The entries that follow should be written out exactly.

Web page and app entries
★ ★ ★ ★ ★

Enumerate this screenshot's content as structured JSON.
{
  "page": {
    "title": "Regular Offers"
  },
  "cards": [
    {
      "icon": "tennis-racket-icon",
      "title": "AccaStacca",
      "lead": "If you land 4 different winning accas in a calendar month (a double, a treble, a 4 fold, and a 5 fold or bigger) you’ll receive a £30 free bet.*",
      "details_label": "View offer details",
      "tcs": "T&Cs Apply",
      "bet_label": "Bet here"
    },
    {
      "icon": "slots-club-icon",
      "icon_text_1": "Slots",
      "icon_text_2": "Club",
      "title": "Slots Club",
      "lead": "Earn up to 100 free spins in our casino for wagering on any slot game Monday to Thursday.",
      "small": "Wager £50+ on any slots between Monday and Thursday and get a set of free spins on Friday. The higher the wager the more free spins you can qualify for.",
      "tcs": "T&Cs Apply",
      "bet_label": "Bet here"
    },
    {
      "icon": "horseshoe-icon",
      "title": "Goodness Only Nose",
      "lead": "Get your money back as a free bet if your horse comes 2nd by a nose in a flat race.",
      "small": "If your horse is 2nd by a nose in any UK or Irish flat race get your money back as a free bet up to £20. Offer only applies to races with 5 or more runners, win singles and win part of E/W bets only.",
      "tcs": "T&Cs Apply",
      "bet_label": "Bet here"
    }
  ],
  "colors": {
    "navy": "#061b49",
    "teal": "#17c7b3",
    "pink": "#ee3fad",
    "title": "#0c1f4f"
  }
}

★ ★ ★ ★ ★

Written response
Enumerate this screenshot's content as structured JSON.
{
  "page": {
    "title": "Regular Offers"
  },
  "cards": [
    {
      "icon": "tennis-racket-icon",
      "title": "AccaStacca",
      "lead": "If you land 4 different winning accas in a calendar month (a double, a treble, a 4 fold, and a 5 fold or bigger) you’ll receive a £30 free bet.*",
      "details_label": "View offer details",
      "tcs": "T&Cs Apply",
      "bet_label": "Bet here"
    },
    {
      "icon": "slots-club-icon",
      "icon_text_1": "Slots",
      "icon_text_2": "Club",
      "title": "Slots Club",
      "lead": "Earn up to 100 free spins in our casino for wagering on any slot game Monday to Thursday.",
      "small": "Wager £50+ on any slots between Monday and Thursday and get a set of free spins on Friday. The higher the wager the more free spins you can qualify for.",
      "tcs": "T&Cs Apply",
      "bet_label": "Bet here"
    },
    {
      "icon": "horseshoe-icon",
      "title": "Goodness Only Nose",
      "lead": "Get your money back as a free bet if your horse comes 2nd by a nose in a flat race.",
      "small": "If your horse is 2nd by a nose in any UK or Irish flat race get your money back as a free bet up to £20. Offer only applies to races with 5 or more runners, win singles and win part of E/W bets only.",
      "tcs": "T&Cs Apply",
      "bet_label": "Bet here"
    }
  ],
  "colors": {
    "navy": "#061b49",
    "teal": "#17c7b3",
    "pink": "#ee3fad",
    "title": "#0c1f4f"
  }
}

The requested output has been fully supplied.